Warung Mama was our favourite place, just walk up the stairs and over to the glass cabinet, pick out your choice of Indonesian food with rice and enjoy. It was really good for us vegetarians and the cheapest meal at 66k for 2 and 80k for 2 plus drinks.

We stopped at Blue Marlin for lunch one day and at the time thought it was pretty good, but after visiting Warung Mama and Bajo taco we realised it’s pretty basic. Also watch out for the extra taxes that aren’t included in the price. The sunset was good from here though.

Don’t be afraid to try the little Warungs dotted about, Craig got a really good Nasi Goreng in a place just across from our hotel. If you’re worried about the meat etc, just ask for it veggie! We had no problem with this everywhere we went like one place on the main street that we tried after Mama had run out of veggie food.

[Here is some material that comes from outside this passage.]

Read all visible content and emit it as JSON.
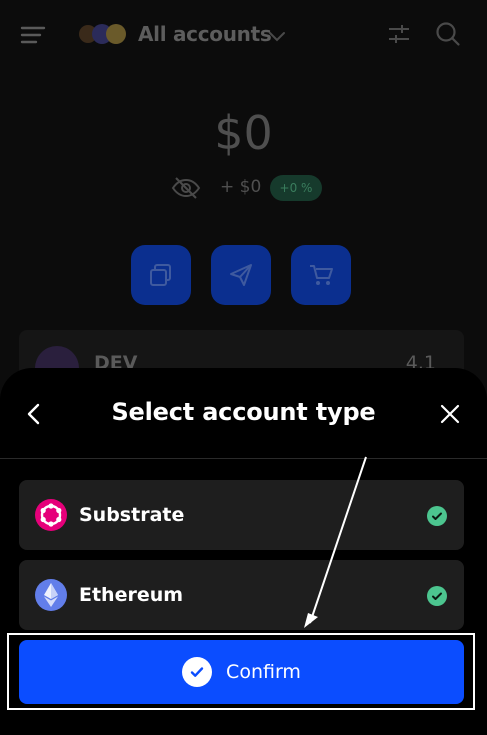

Eco-tree hotel gets a bonus mention, we only had beers here but the sunset views were amazing! Plus it’s a cool building, head to the top floor to walk the plank.

LIVEABOARDS AND DAY TRIPS

Read all about our Komodo National Park boat tour HERE. Booked through Seek Sophie

After doing the tour we would definitely recommend taking a liveaboard boat trip for a few nights around the islands, our tour was amazing but we wished we’d had more time at each place and could’ve discovered more of the amazing islands.

We spent the rest of our time here relaxing by the pool at our hotel, Bintang Flores and enjoying the amazing Indonesian sunsets. I don’t think we had a bad one in the whole week.